And Vico goes pretty far back into the origins of the human world. This is astonishing indeed when one thinks that Vico himself takes pains in his oration De Antiquissima Italorum sapientia to declare that he belongs to no school of thought as such. So the crucial question is this: How should the reader approach Vico?
Vico ends his first oration on self-knowledge by encouraging the students to try these wings, not to remain ignorant of themselves. The praise of human greatness as our natural potential spurs them to want to learn what Vico inspires them to believe is already theirs. All the students must do is just look for it and accept the models offered to them for moderating the passions and cultivating virtue.
Vico encourages them to be the "earthly Mercuries" Pico speaks of in his Oration O , cf.
But as for Pico, one first must bathe in the living river of moral philosophy if one would climb the ladder to become angelic oneself. There are no shortcuts to wisdom, and those who "rush ahead" will fail to reach their goal IO 6. So far we have seen how Vico has considered human beings as they ought to be. But the account is not complete until this ideal is related to the way human beings are, not by nature but in actuality. Vico opens the second oration with a litany of the paradoxes of the human condition: "men are lovers of truth but surrounded by errors; they are gifted with reason but subservient to passions; they are admirers of virtue but full of vices; they are searching for happiness but oppressed by miseries; they have a desire for immortality but languish in their idleness of which, as of death, it is best not to speak" IO 2.
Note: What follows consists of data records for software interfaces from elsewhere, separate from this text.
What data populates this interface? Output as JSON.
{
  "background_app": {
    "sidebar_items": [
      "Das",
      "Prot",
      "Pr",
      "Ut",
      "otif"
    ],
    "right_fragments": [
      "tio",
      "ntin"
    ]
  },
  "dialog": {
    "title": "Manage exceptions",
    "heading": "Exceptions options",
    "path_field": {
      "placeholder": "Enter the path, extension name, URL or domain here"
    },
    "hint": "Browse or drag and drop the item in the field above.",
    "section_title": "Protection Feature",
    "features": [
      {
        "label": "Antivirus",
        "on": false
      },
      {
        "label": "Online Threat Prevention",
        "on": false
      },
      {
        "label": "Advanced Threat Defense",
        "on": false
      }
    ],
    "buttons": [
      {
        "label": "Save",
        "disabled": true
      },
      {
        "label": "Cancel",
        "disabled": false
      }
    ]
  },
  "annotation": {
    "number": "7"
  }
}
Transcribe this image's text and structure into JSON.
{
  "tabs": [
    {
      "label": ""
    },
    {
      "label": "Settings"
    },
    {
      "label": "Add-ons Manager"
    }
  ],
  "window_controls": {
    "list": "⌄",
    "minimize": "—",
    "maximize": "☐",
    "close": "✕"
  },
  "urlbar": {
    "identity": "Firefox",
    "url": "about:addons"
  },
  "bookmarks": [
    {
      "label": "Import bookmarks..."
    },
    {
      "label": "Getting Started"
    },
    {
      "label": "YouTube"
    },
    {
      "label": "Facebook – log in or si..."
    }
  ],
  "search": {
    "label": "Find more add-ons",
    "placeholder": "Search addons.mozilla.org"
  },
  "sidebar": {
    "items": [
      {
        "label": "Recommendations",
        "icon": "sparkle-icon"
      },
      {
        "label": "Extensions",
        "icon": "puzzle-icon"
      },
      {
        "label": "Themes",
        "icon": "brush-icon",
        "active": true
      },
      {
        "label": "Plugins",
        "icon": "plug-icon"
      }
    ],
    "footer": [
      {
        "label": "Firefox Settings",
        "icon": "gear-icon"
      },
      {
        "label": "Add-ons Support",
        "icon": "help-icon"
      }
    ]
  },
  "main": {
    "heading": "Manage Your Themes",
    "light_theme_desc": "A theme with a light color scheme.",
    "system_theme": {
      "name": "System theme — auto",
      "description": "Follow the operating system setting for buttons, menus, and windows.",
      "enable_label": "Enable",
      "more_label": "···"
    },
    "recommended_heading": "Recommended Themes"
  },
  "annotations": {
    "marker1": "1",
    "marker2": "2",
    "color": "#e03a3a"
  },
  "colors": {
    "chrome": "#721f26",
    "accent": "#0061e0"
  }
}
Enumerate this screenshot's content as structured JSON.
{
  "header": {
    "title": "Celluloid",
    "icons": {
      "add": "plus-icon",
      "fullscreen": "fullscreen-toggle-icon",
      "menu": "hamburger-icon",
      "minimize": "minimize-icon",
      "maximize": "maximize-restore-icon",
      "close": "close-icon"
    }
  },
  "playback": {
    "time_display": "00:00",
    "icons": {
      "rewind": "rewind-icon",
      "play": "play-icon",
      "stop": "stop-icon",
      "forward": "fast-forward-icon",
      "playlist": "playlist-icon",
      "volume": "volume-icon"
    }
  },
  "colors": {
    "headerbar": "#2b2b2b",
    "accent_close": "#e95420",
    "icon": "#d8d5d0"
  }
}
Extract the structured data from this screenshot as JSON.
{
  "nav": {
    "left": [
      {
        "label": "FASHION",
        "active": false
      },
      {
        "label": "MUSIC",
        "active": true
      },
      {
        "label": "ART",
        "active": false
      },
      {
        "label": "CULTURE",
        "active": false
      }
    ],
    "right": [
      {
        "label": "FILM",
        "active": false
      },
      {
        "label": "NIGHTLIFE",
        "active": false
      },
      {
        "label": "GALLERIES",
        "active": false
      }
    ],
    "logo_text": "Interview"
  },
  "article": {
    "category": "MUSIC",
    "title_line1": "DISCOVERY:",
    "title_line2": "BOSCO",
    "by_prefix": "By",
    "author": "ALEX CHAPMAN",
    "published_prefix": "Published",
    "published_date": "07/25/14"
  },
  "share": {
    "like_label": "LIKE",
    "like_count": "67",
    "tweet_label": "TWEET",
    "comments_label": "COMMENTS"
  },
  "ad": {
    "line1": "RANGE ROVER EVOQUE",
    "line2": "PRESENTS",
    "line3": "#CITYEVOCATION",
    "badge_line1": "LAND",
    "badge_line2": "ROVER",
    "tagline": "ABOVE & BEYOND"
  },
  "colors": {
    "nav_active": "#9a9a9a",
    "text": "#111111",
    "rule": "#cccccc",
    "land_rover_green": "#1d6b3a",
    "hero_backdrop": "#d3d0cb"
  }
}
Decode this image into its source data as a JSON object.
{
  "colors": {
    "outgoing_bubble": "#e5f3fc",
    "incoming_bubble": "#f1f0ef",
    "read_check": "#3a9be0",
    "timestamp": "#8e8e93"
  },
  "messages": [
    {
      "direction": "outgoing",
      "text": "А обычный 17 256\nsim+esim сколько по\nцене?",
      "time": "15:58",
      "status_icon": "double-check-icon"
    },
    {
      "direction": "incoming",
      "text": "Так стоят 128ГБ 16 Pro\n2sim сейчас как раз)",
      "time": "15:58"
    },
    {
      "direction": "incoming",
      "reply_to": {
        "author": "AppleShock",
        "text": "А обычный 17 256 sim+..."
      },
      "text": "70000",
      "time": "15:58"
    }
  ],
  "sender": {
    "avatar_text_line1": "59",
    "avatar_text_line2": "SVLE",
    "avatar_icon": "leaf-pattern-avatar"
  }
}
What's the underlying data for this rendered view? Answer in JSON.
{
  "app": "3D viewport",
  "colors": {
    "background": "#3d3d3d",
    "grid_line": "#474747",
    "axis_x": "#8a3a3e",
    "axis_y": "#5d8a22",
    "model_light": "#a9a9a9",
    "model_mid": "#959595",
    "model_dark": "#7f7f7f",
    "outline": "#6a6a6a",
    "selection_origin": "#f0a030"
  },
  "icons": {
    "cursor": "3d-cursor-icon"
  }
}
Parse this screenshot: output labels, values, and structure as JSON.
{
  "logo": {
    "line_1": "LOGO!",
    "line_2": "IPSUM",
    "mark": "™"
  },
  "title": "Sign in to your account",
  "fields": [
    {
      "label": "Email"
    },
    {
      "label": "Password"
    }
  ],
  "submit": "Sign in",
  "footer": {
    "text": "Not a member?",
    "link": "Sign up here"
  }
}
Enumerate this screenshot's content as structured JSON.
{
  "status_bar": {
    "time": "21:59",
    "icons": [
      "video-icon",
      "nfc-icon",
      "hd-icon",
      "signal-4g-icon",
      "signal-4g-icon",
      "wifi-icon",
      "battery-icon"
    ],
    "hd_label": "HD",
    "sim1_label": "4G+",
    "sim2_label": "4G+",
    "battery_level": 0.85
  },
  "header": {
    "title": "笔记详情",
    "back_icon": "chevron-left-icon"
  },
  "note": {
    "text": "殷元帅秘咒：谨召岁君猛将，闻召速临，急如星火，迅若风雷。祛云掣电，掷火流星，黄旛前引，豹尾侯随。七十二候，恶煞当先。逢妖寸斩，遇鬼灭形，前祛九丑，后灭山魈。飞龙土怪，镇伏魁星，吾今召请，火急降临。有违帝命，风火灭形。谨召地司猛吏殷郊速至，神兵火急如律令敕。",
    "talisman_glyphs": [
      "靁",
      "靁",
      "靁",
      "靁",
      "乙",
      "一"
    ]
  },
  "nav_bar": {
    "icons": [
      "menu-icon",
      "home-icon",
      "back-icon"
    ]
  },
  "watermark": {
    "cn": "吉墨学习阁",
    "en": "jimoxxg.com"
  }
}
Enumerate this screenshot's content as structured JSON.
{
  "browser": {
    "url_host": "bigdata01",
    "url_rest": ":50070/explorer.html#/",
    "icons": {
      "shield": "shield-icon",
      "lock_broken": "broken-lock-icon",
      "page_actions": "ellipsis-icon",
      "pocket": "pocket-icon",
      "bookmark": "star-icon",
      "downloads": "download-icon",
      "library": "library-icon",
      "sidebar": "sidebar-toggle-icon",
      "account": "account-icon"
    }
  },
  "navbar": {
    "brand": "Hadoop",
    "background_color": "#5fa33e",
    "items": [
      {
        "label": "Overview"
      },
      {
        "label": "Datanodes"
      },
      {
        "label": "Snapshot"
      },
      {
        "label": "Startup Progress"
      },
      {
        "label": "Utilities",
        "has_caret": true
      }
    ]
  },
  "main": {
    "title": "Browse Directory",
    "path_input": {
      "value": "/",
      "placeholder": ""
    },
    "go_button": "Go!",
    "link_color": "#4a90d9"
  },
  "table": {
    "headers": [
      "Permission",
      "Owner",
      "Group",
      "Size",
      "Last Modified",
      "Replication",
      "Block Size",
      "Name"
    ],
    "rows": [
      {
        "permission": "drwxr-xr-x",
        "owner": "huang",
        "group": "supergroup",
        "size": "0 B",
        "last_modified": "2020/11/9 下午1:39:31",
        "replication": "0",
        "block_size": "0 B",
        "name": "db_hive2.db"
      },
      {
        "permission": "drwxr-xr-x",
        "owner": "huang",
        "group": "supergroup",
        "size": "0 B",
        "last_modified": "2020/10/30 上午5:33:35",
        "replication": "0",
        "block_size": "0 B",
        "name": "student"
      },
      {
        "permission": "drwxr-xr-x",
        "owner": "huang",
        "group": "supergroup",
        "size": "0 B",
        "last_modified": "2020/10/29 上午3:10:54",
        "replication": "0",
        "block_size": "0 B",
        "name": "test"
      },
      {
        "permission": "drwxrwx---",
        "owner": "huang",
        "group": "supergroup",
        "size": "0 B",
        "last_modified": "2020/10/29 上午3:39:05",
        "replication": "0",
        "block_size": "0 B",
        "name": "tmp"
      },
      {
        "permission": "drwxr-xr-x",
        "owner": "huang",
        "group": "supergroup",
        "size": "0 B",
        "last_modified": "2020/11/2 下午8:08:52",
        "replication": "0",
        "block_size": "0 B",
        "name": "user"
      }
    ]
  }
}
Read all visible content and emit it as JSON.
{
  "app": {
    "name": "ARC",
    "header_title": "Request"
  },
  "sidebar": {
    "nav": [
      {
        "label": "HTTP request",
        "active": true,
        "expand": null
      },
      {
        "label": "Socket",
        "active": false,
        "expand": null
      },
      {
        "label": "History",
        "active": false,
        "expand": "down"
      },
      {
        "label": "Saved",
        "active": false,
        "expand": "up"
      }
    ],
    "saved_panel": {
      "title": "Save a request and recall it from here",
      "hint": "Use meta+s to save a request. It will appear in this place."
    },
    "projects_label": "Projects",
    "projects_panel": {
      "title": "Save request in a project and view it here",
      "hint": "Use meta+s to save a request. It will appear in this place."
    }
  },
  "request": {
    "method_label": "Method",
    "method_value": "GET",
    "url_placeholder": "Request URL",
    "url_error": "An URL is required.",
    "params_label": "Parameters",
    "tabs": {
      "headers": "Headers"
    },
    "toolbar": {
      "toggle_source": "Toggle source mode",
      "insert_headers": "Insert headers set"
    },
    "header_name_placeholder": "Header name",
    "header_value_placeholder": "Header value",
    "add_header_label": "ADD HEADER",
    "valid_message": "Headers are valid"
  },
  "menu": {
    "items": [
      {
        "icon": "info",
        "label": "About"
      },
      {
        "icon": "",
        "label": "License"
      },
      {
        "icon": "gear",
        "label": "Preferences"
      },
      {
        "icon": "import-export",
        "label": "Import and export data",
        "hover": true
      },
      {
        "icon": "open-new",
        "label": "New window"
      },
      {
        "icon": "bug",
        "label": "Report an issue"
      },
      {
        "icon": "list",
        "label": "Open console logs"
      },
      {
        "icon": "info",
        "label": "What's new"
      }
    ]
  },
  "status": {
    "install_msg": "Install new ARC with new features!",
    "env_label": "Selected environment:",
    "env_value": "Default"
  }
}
How does Vico hold both that the mind is divine and that most human beings are fools? The answer involves understanding that the dignity of human beings is a goal, not a given. As is evident from the selections from the orations, Vico embraces calling human beings "divine" and makes free will central in his thought in the orations, because as an educator he sees the importance of inspiring confidence in human potentiality. As in Pico, freedom is what makes human beings great as well as miserable.
Vico echoes Pico's claim that human beings have "to become what they are to be" in order to get the students to recognize their potential for greatness in the third oration O ; IO 3. Vico emphasizes that freedom is unique to human beings; "man alone is whatever he chooses to be. He becomes whatever he desires to become.
The Uniqueness of Giambattista Vico’s Poetic Philosophy
He does whatever pleases him. Because of his freedom, which no other created thing possesses, the world would recognize him as being, if not its lord, then nearly its lord" IO 3. However, Vico is far from claiming that human beings are divine more often than bestial. We may be capable of becoming god-like, but we tend to fall short of our potential.
Vico even exclaims that we would be better off without such extensive freedom; "O would that God Eternal had made man subservient to his own nature like all other creatures! With his will thus shackled man would then follow the course of right reason for which he was intended" IO 3. Wisdom indeed is the improvement of man. And man is mind and spirit.
While mind is misled by error, the spirit is corrupted by passions. Wisdom heals both ills, ordering the mind by truth and the spirit by virtue" IO 5.